### What needs to be done
Which lines in the entries below contain the string "icon"? Show each of them in full.

Excerpts from an interface dataset

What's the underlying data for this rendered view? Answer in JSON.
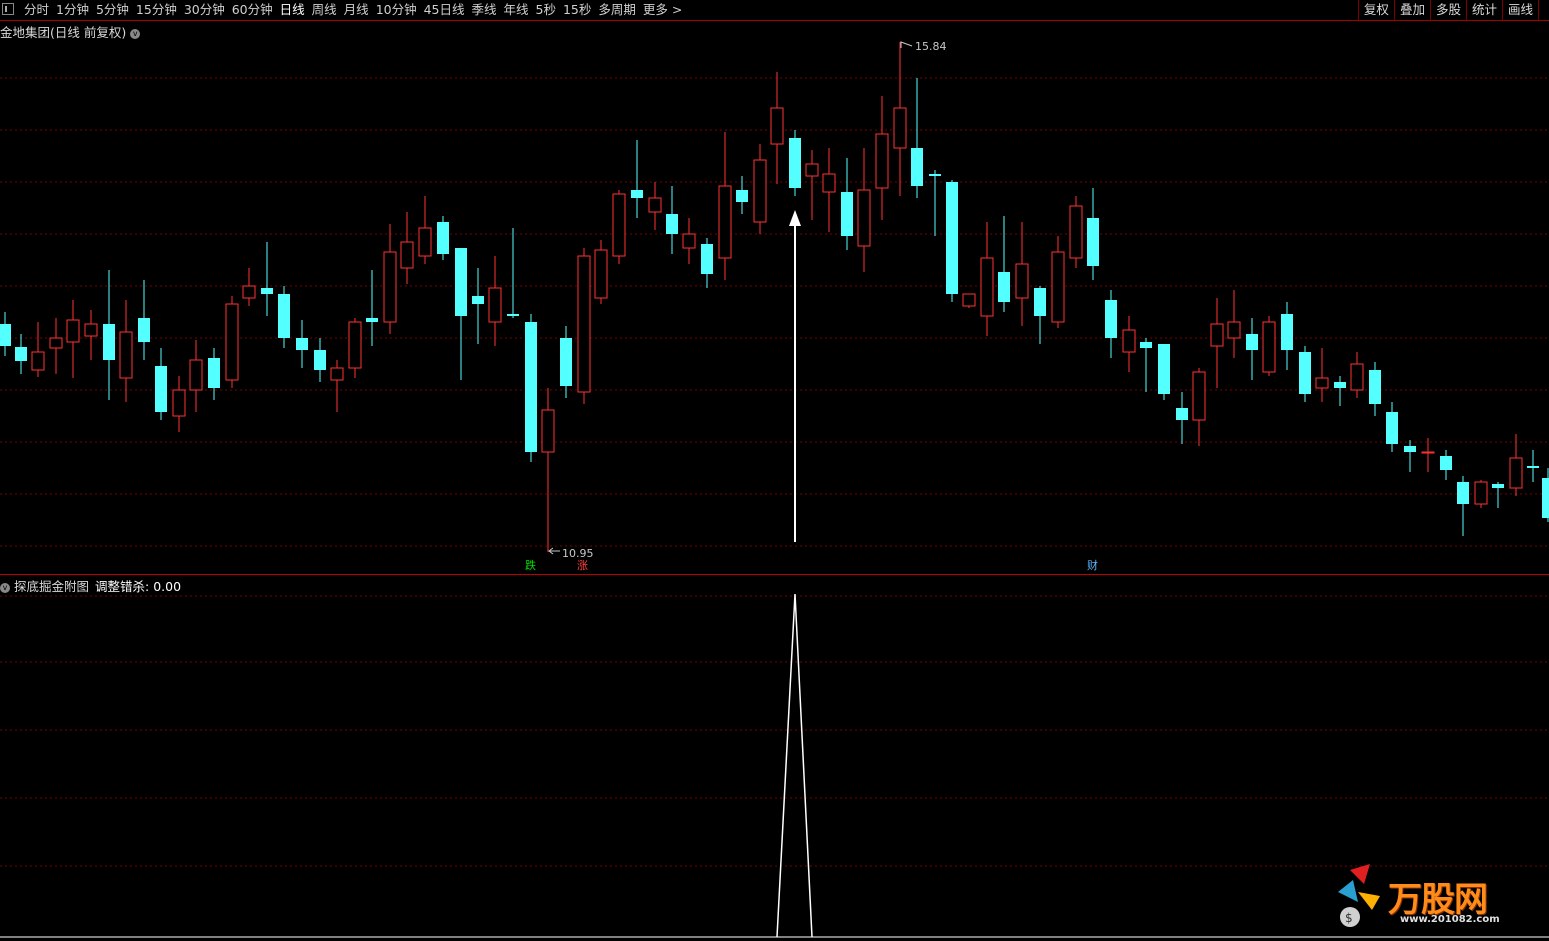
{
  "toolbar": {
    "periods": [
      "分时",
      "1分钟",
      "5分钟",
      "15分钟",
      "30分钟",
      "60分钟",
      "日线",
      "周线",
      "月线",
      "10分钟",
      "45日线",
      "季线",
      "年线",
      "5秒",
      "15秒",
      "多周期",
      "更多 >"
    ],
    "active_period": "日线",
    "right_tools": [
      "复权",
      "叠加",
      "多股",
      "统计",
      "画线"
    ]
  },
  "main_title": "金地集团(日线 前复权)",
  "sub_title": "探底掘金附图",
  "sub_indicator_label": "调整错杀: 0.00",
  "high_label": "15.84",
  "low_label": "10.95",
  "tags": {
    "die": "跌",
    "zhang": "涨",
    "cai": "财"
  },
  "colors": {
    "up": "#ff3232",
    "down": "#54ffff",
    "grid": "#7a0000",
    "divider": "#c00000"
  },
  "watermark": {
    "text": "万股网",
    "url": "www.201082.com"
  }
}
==
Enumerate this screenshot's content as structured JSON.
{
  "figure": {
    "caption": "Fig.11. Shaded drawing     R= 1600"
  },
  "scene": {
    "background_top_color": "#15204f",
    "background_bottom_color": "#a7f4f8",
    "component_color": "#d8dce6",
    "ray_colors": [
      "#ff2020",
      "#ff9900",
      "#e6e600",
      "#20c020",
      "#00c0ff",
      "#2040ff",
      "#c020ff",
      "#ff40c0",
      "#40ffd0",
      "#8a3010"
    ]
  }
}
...
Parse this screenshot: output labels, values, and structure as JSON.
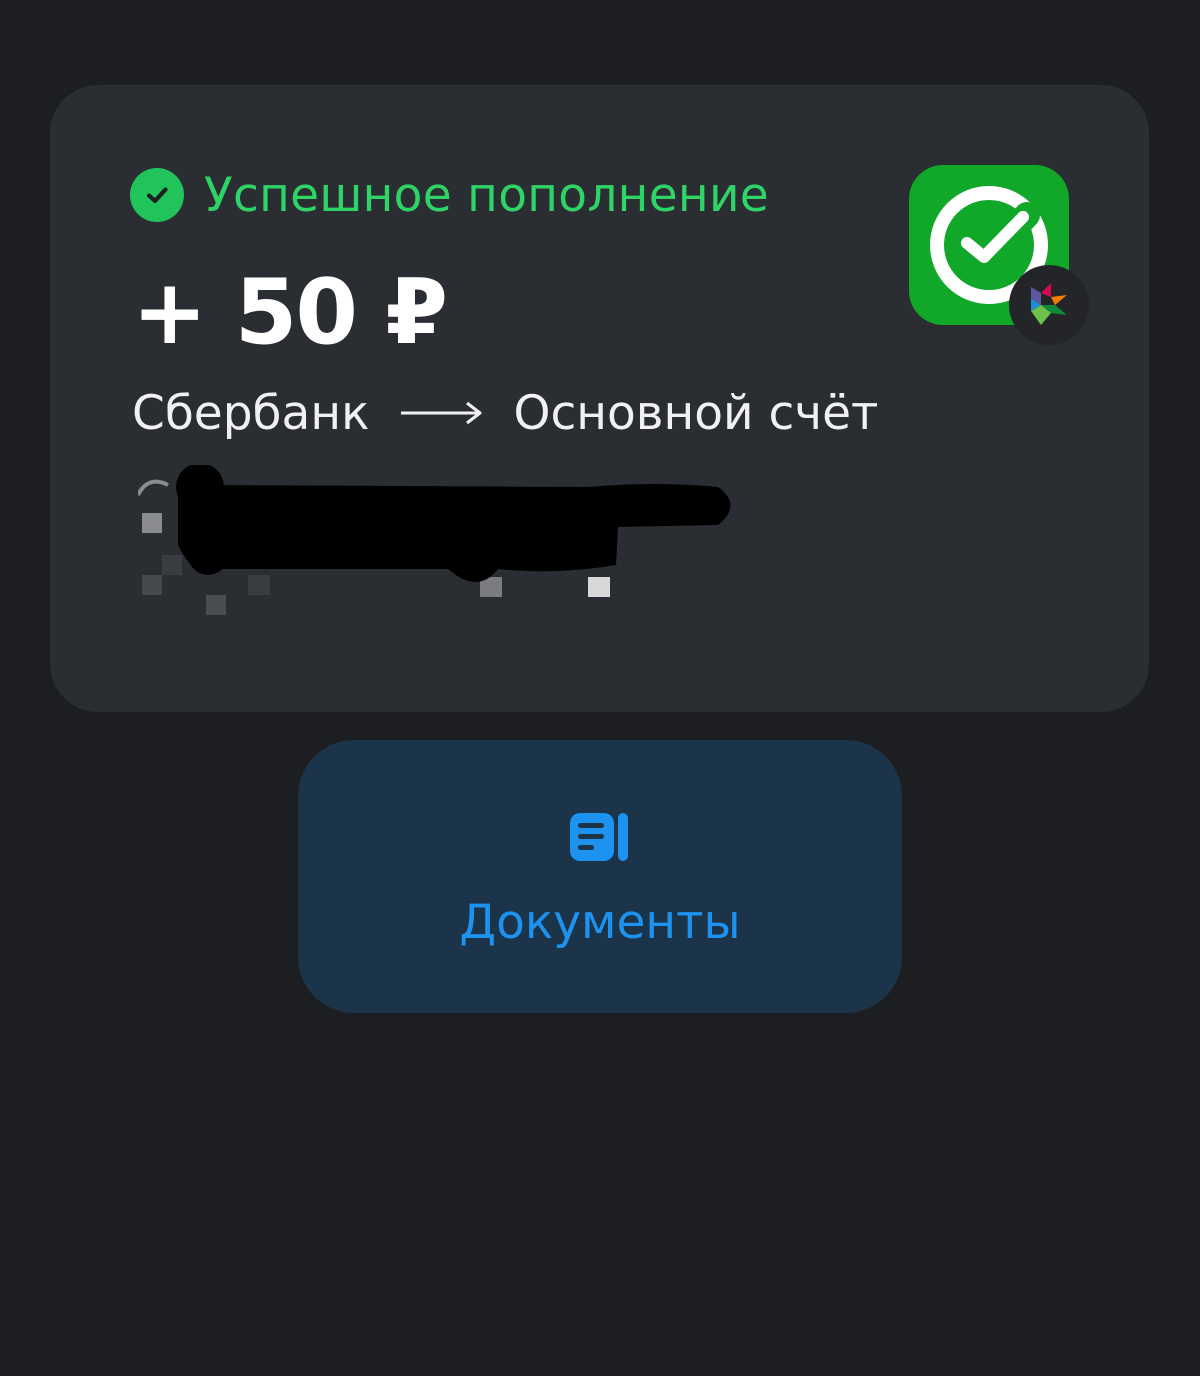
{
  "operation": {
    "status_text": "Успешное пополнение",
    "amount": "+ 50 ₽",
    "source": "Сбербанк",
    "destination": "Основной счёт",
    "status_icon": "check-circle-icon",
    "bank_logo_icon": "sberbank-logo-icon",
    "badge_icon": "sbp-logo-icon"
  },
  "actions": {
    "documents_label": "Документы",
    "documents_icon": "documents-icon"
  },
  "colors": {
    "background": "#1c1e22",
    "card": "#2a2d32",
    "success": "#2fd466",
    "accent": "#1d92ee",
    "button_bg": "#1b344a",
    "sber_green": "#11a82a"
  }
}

### Your solution
    "status_icon": "check-circle-icon",
    "bank_logo_icon": "sberbank-logo-icon",
    "badge_icon": "sbp-logo-icon"
    "documents_icon": "documents-icon"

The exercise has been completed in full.